[Extracted records]

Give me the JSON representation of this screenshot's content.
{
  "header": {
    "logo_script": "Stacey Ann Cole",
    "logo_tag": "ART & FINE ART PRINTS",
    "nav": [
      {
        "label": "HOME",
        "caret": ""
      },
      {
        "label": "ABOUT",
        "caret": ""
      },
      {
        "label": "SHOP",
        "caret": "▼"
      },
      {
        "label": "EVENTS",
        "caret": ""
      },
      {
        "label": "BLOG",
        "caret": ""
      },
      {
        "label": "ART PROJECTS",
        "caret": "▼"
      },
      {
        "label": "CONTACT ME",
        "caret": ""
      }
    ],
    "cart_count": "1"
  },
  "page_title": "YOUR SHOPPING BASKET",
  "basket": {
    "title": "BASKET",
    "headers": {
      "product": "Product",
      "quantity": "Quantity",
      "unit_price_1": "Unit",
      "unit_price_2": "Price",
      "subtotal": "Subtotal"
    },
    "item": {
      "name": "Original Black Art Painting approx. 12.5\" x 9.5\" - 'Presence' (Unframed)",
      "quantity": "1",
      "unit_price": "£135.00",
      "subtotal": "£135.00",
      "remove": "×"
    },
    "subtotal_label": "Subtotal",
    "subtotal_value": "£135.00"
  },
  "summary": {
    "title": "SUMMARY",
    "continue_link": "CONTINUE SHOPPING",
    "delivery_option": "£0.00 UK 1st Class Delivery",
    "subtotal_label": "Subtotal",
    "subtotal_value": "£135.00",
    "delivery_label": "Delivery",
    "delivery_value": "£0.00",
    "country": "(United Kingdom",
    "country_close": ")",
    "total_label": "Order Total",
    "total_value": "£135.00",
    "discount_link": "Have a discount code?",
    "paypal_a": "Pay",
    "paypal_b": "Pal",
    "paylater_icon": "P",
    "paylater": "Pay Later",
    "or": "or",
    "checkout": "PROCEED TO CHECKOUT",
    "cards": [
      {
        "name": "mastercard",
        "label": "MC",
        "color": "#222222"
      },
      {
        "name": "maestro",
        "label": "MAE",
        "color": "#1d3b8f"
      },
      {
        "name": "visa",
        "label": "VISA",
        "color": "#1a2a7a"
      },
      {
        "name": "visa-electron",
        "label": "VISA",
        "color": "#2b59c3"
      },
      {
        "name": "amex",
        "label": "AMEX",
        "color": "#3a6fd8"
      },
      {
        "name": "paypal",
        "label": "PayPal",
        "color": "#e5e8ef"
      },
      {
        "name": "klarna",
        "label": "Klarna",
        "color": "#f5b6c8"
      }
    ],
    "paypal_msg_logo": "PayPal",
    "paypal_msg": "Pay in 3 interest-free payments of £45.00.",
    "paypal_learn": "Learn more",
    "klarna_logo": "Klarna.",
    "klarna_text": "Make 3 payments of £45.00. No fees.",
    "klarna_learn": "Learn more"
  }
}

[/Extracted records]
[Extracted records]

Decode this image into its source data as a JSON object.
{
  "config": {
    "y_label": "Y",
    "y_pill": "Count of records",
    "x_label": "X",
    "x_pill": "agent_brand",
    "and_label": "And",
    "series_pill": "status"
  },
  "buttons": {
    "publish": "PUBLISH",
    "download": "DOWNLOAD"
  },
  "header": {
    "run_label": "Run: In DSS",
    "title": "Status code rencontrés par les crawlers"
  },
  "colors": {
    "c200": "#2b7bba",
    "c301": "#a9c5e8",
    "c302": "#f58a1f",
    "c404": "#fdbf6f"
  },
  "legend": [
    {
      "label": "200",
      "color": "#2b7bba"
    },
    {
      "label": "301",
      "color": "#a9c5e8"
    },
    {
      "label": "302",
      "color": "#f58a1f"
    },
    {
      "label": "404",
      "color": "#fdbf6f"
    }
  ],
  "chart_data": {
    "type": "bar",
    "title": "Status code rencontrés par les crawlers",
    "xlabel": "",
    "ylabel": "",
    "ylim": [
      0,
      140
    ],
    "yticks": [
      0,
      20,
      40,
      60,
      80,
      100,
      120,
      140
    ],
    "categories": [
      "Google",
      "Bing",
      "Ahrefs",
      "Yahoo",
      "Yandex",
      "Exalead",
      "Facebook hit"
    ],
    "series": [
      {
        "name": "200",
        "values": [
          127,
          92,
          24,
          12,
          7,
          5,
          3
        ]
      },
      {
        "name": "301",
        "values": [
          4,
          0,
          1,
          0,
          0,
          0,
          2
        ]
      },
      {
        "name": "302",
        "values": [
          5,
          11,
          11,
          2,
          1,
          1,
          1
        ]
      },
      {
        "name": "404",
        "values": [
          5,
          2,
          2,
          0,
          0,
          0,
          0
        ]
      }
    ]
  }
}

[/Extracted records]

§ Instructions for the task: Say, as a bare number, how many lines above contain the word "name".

§ Task answer: 12